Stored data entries
▬▬▬
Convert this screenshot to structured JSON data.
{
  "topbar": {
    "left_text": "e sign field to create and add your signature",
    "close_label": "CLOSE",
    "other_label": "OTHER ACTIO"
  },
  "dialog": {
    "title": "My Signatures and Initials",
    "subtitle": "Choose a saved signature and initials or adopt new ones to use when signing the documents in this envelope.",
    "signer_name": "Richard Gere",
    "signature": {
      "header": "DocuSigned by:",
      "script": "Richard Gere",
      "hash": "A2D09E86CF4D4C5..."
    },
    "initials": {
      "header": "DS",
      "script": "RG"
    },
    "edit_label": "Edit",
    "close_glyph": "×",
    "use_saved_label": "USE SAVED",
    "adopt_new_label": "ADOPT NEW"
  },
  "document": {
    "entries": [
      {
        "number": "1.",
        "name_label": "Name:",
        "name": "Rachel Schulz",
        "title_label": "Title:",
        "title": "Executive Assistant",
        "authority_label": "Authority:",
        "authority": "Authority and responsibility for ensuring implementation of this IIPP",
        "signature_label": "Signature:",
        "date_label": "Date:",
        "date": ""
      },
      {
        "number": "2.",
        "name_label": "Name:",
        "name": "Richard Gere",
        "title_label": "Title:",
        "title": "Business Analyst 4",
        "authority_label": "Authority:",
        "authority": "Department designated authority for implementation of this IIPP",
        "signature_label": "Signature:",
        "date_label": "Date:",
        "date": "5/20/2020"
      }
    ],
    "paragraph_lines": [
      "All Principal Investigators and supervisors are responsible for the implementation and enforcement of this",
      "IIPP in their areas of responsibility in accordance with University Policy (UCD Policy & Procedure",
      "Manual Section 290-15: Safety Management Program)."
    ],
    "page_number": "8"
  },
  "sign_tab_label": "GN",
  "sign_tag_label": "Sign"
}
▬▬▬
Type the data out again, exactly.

### RESULT OF THIS EXERCISE:
Convert this screenshot to structured JSON data.
{
  "topbar": {
    "left_text": "e sign field to create and add your signature",
    "close_label": "CLOSE",
    "other_label": "OTHER ACTIO"
  },
  "dialog": {
    "title": "My Signatures and Initials",
    "subtitle": "Choose a saved signature and initials or adopt new ones to use when signing the documents in this envelope.",
    "signer_name": "Richard Gere",
    "signature": {
      "header": "DocuSigned by:",
      "script": "Richard Gere",
      "hash": "A2D09E86CF4D4C5..."
    },
    "initials": {
      "header": "DS",
      "script": "RG"
    },
    "edit_label": "Edit",
    "close_glyph": "×",
    "use_saved_label": "USE SAVED",
    "adopt_new_label": "ADOPT NEW"
  },
  "document": {
    "entries": [
      {
        "number": "1.",
        "name_label": "Name:",
        "name": "Rachel Schulz",
        "title_label": "Title:",
        "title": "Executive Assistant",
        "authority_label": "Authority:",
        "authority": "Authority and responsibility for ensuring implementation of this IIPP",
        "signature_label": "Signature:",
        "date_label": "Date:",
        "date": ""
      },
      {
        "number": "2.",
        "name_label": "Name:",
        "name": "Richard Gere",
        "title_label": "Title:",
        "title": "Business Analyst 4",
        "authority_label": "Authority:",
        "authority": "Department designated authority for implementation of this IIPP",
        "signature_label": "Signature:",
        "date_label": "Date:",
        "date": "5/20/2020"
      }
    ],
    "paragraph_lines": [
      "All Principal Investigators and supervisors are responsible for the implementation and enforcement of this",
      "IIPP in their areas of responsibility in accordance with University Policy (UCD Policy & Procedure",
      "Manual Section 290-15: Safety Management Program)."
    ],
    "page_number": "8"
  },
  "sign_tab_label": "GN",
  "sign_tag_label": "Sign"
}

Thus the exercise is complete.